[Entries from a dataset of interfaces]
§ §

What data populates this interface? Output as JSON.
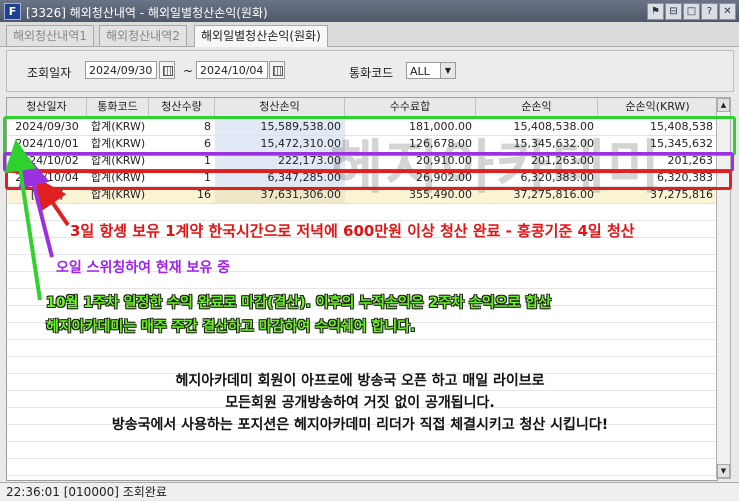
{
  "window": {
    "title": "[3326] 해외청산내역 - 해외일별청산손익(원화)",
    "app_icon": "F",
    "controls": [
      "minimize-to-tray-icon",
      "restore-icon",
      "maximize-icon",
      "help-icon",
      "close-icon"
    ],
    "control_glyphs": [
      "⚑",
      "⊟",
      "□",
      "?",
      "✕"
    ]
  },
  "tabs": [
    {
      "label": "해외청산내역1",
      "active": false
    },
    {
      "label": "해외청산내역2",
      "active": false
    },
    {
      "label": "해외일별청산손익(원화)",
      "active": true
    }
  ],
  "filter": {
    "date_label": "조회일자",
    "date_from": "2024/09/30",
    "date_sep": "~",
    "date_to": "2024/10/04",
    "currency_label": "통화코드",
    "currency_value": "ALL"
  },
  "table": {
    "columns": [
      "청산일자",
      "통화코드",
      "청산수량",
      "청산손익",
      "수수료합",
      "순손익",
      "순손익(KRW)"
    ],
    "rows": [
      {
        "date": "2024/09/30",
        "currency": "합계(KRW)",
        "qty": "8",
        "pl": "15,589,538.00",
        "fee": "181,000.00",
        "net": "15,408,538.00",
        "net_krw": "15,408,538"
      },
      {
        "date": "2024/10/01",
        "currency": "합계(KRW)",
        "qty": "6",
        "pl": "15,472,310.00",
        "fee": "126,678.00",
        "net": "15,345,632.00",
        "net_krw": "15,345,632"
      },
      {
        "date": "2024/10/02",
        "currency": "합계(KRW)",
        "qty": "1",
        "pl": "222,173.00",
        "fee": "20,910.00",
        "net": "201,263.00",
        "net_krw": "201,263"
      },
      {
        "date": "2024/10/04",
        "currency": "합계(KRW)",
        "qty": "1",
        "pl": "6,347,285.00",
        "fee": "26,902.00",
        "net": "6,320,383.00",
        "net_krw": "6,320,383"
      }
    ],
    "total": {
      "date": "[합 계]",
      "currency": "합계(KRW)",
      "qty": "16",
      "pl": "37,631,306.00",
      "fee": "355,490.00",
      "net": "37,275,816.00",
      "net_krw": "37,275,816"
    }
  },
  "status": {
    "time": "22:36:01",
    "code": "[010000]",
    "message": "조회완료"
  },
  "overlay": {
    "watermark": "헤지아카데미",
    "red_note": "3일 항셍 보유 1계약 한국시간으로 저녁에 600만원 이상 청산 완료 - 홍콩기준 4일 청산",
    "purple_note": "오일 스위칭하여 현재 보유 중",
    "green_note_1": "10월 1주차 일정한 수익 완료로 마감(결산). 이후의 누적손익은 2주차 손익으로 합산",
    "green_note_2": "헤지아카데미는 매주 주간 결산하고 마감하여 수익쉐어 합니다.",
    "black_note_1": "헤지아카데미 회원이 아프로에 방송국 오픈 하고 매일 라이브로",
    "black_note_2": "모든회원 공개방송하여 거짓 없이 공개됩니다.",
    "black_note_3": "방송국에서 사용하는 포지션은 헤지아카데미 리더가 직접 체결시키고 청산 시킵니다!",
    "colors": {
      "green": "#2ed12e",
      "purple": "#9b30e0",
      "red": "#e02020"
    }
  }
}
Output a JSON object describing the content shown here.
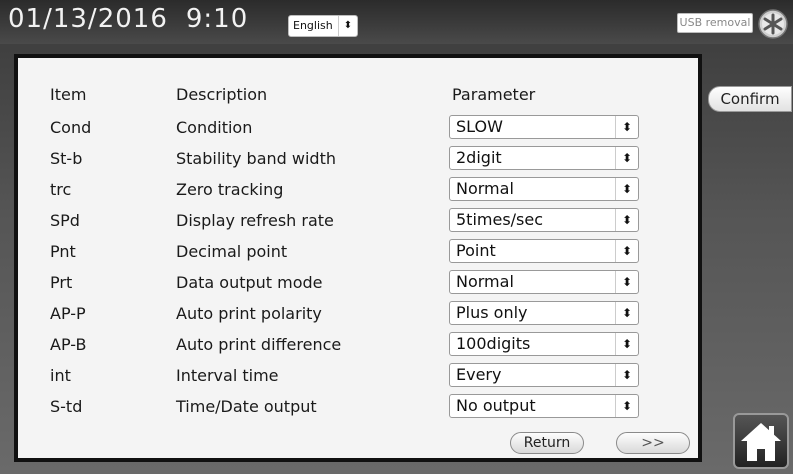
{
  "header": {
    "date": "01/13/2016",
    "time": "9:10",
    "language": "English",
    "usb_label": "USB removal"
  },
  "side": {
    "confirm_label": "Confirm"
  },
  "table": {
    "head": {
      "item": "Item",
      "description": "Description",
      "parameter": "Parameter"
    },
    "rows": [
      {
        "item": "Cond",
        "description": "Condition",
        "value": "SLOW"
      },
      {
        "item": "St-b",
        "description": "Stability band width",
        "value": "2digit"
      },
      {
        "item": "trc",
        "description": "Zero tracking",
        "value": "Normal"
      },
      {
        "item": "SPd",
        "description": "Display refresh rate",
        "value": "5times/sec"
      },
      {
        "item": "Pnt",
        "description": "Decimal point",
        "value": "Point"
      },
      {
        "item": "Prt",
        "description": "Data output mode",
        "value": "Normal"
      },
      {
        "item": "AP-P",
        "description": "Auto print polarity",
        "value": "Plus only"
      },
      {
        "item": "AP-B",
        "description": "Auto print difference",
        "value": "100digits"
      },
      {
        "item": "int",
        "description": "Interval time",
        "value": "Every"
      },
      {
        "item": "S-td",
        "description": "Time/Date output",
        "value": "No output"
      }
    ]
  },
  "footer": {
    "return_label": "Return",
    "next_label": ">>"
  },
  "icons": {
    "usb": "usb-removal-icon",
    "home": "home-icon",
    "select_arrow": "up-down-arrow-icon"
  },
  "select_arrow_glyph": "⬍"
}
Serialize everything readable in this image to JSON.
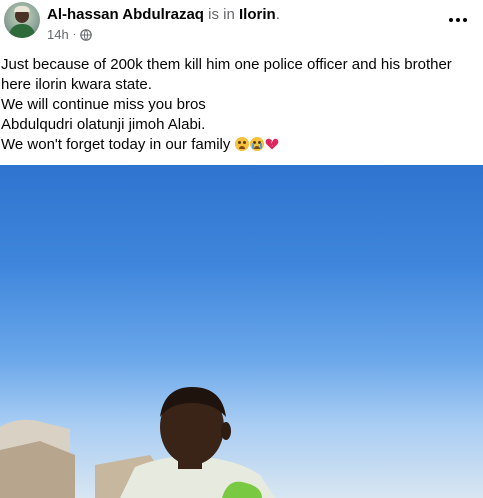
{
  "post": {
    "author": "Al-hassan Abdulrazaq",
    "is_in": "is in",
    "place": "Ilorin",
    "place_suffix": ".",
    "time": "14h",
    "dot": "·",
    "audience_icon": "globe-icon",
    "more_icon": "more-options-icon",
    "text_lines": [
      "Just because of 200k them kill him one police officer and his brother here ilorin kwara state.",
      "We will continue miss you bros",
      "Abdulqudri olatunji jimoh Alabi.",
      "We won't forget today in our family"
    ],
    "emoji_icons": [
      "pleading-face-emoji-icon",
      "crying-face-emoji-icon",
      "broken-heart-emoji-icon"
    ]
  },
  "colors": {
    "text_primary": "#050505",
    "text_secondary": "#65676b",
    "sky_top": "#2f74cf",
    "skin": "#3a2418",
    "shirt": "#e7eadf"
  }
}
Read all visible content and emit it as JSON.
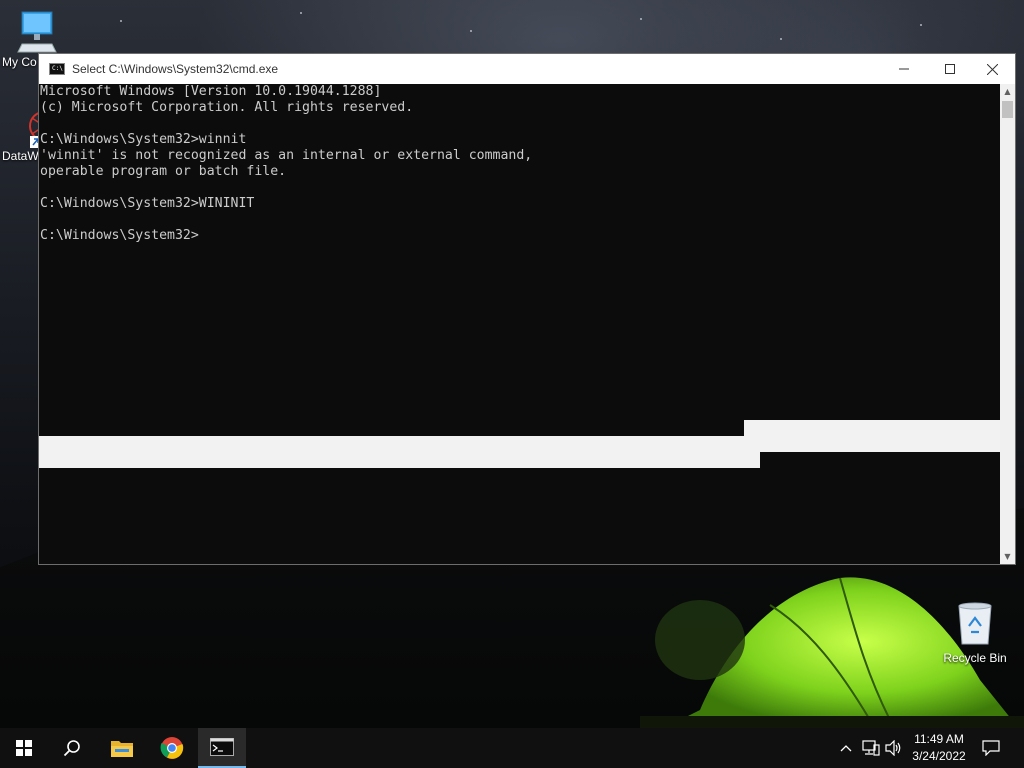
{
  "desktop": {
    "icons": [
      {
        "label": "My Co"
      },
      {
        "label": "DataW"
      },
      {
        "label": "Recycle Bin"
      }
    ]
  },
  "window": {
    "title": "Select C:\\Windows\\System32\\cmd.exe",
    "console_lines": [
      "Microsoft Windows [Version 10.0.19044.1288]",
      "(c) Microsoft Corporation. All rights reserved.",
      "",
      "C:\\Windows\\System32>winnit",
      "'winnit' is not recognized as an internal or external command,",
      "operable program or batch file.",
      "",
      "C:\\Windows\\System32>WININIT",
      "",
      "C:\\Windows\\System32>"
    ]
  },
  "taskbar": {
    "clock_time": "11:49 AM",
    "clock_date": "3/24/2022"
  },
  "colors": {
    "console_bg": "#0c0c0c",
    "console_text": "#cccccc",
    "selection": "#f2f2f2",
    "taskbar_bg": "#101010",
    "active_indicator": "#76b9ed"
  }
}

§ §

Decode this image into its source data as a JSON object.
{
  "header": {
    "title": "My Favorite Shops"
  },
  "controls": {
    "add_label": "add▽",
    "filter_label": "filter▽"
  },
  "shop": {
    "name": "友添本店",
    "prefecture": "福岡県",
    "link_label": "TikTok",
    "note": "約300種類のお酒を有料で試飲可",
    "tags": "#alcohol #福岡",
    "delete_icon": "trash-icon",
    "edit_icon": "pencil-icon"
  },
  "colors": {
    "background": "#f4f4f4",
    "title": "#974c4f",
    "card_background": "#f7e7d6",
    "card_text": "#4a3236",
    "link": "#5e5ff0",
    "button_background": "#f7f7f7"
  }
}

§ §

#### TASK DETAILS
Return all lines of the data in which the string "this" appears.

#### WRITTEN RESPONSE
What data populates this interface? Output as JSON.
Serialize everything readable in this image to JSON.
Decode this image into its source data as a JSON object.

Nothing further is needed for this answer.